June 22, 2016
Author(s): Michela V. Fiorido

Damage awards for breaches of privacy continue to climb as an Ontario arbitrator has ordered an employer to pay $25,000 to an employee because his supervisor disclosed the employee’s disability to three other employees. The supervisor had learned of the disability in a previous arbitration.

The case, Canadian Pacific Railway Company v Teamsters Canada Rail Conference, involves a long-term employee with an excellent record of service who had a visual disability. The employee’s supervisor had been a part of an earlier proceeding and knew of the employee’s visual disability through that process. Shortly after, the supervisor told a number of the employee’s coworkers about the specific details and diagnosis of the employee’s medical condition.

The employee was very upset by this disclosure and confronted the supervisor, who claimed that the information was public knowledge. It was not. The employee, who was emotionally and psychologically devastated as a result of the disclosure, sought medical assistance and left work on an authorized medical leave. The union filed a grievance, seeking an order for punitive and mental distress damages and alleging that the employer had violated its own discrimination and harassment policy, the Collective Agreement, the Canada Human Rights Act, the Personal Information Protection and Electronic Documents Act, the Canada Labour Code and the employee’s privacy rights.

There was no dispute that the supervisor had violated the grievor’s privacy rights. The arbitrator also concluded that the disclosure violated the grievor’s right to be free of discrimination and harassment in the workplace. The supervisor did not appear at the hearing to elaborate or explain his conduct and the arbitrator was deeply troubled by this. While the supervisor had apologized verbally and in writing to the employee, the arbitrator questioned the sincerity of the apology since the letter was not signed. The arbitrator found that the disclosure was flagrant, intentional with a view to causing the grievor to suffer, and was retaliatory with the intention to punish the grievor for exercising his rights under the Collective Agreement in the previous arbitration. Consequently, the employer was ordered to pay $25,000 in general damages, in addition to wages lost as a result of the grievor’s absence from work.

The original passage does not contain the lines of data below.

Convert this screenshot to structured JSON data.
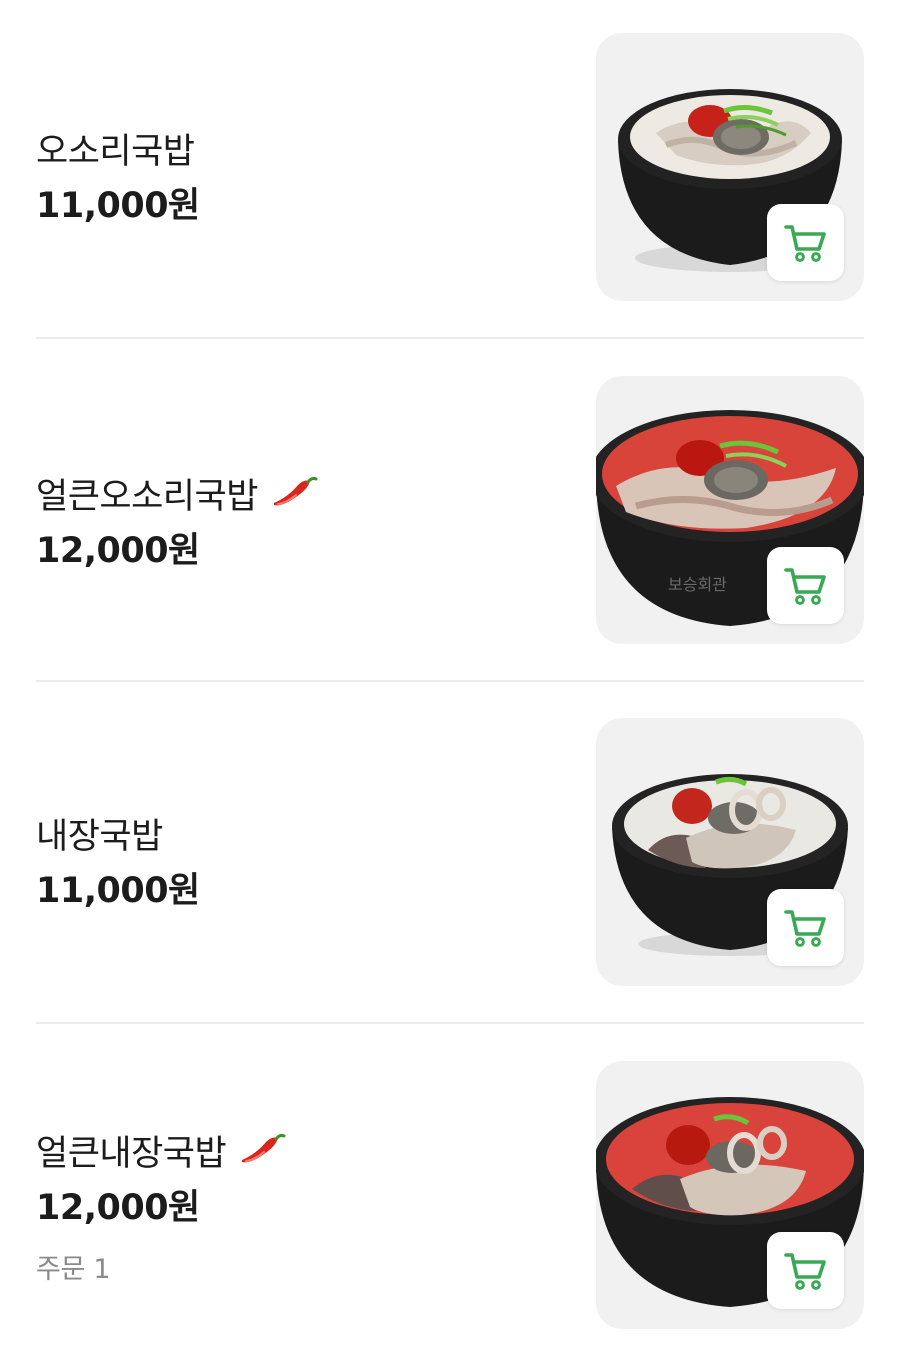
{
  "colors": {
    "cart_green": "#3aa955",
    "divider": "#ececec",
    "thumb_bg": "#f1f1f1",
    "orders_text": "#8a8a8a"
  },
  "menu": {
    "items": [
      {
        "name": "오소리국밥",
        "price": "11,000원",
        "spicy": false,
        "broth": "white",
        "icon": "cart-icon"
      },
      {
        "name": "얼큰오소리국밥",
        "price": "12,000원",
        "spicy": true,
        "spicy_icon": "chili-pepper-icon",
        "broth": "red",
        "bowl_text": "보승회관",
        "icon": "cart-icon"
      },
      {
        "name": "내장국밥",
        "price": "11,000원",
        "spicy": false,
        "broth": "white",
        "icon": "cart-icon"
      },
      {
        "name": "얼큰내장국밥",
        "price": "12,000원",
        "spicy": true,
        "spicy_icon": "chili-pepper-icon",
        "broth": "red",
        "orders": "주문 1",
        "icon": "cart-icon"
      }
    ]
  }
}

This case highlights the need for employers to ensure managers and employees receive adequate training on privacy policies and the need to treat sensitive personal information confidentially. Further, there are other things the employer could have done in this case after the fact to mitigate the situation. For example, the employer knew about the supervisor’s conduct but did very little, if anything, to properly address the issue. It simply took the position that the supervisor’s apology ended the matter. In addition, the employer did not even contact the grievor about returning to work and the grievor was left without income during the holidays. Lastly, the employer could have required the supervisor to take steps to establish the sincerity of his apology, either by testifying at the hearing or by signing the letter of apology. While the damage award is high for a single incident, the arbitrator found it to be warranted given the retaliatory nature of the supervisor’s conduct as well as clear medical evidence that the grievor suffered mental distress and injury to his dignity.

Canadian Pacific Railway Company v Teamsters Canada Rail Conference, 2016 CanLII 25247 (ON LA)

Questions relating to the content of the article may be directed to Suzanne Kennedy.